-- Opening Marker --
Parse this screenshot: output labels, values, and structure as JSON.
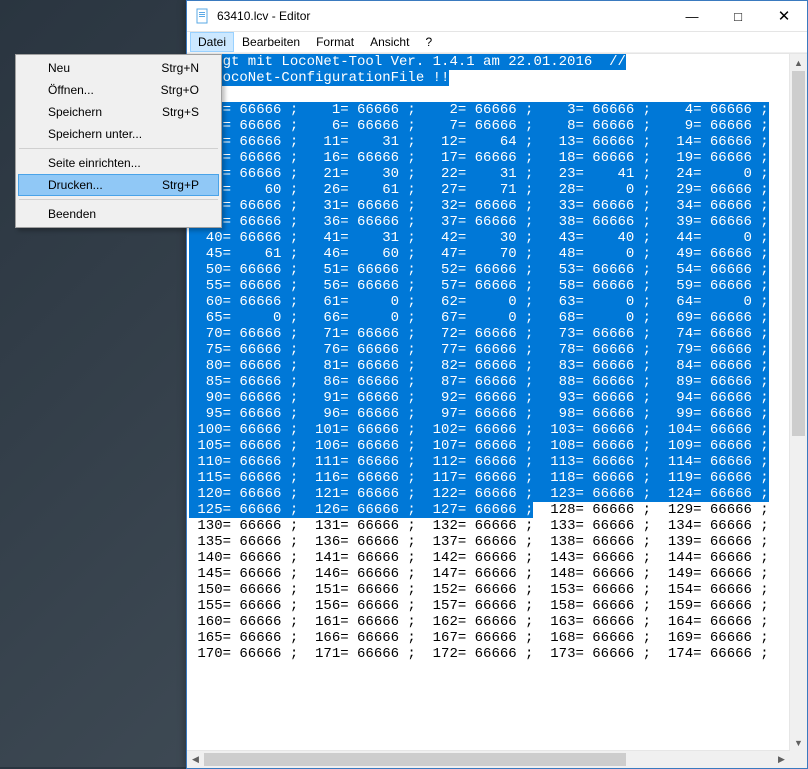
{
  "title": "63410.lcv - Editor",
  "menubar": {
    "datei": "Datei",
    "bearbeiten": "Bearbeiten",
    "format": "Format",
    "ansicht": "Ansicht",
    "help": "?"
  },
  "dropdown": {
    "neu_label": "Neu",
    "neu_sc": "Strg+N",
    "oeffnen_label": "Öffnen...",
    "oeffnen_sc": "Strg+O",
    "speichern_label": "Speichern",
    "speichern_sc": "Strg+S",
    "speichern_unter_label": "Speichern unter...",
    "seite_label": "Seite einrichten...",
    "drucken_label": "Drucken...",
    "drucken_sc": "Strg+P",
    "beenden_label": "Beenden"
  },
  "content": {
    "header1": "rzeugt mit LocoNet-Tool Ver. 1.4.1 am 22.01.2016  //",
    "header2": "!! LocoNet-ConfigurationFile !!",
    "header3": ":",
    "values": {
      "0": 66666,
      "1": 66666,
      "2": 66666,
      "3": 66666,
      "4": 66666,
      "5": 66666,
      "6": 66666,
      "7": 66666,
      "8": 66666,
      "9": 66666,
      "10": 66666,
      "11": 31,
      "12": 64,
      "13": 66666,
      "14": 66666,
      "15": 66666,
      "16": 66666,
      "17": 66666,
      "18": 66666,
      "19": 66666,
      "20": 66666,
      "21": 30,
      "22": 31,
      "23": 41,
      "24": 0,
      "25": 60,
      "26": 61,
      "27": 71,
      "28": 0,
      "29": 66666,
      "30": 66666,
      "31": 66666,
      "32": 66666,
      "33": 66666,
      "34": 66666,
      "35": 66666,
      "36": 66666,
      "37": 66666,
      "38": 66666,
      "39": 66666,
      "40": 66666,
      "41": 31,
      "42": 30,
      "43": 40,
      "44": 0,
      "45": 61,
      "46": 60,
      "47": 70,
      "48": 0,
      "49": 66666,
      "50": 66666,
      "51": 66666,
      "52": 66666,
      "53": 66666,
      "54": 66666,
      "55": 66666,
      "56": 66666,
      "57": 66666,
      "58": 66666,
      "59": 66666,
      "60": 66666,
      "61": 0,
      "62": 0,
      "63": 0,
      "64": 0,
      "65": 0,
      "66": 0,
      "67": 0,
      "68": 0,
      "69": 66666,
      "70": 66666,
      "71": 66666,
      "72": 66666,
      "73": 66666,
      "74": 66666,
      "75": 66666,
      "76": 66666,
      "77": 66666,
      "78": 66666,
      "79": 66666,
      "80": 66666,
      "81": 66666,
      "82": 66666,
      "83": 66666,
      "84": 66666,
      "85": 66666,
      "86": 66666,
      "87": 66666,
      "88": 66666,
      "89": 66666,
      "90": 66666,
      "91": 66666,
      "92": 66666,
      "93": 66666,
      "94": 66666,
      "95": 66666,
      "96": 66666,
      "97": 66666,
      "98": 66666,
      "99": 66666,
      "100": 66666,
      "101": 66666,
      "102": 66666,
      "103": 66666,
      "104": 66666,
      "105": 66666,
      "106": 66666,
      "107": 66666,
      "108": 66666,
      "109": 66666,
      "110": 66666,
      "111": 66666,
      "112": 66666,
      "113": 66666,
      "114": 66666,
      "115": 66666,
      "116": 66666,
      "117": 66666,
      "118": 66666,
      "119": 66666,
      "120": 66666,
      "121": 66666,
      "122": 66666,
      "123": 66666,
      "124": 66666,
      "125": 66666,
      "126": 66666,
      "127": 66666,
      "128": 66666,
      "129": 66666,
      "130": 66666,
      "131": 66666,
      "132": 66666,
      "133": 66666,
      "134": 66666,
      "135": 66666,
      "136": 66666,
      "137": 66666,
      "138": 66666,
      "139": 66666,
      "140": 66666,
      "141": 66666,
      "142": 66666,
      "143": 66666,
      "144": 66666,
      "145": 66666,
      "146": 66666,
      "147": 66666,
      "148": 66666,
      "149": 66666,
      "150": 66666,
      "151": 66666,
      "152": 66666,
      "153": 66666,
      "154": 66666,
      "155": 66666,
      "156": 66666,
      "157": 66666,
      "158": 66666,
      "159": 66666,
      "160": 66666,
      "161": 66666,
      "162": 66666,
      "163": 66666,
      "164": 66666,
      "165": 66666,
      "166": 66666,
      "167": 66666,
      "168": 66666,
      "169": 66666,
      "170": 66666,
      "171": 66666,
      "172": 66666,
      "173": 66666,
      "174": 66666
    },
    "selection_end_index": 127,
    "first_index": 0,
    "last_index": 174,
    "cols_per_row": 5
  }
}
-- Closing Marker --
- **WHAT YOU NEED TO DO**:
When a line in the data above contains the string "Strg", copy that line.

- **REPLY TO THE EXERCISE**:
    "neu_sc": "Strg+N",
    "oeffnen_sc": "Strg+O",
    "speichern_sc": "Strg+S",
    "drucken_sc": "Strg+P",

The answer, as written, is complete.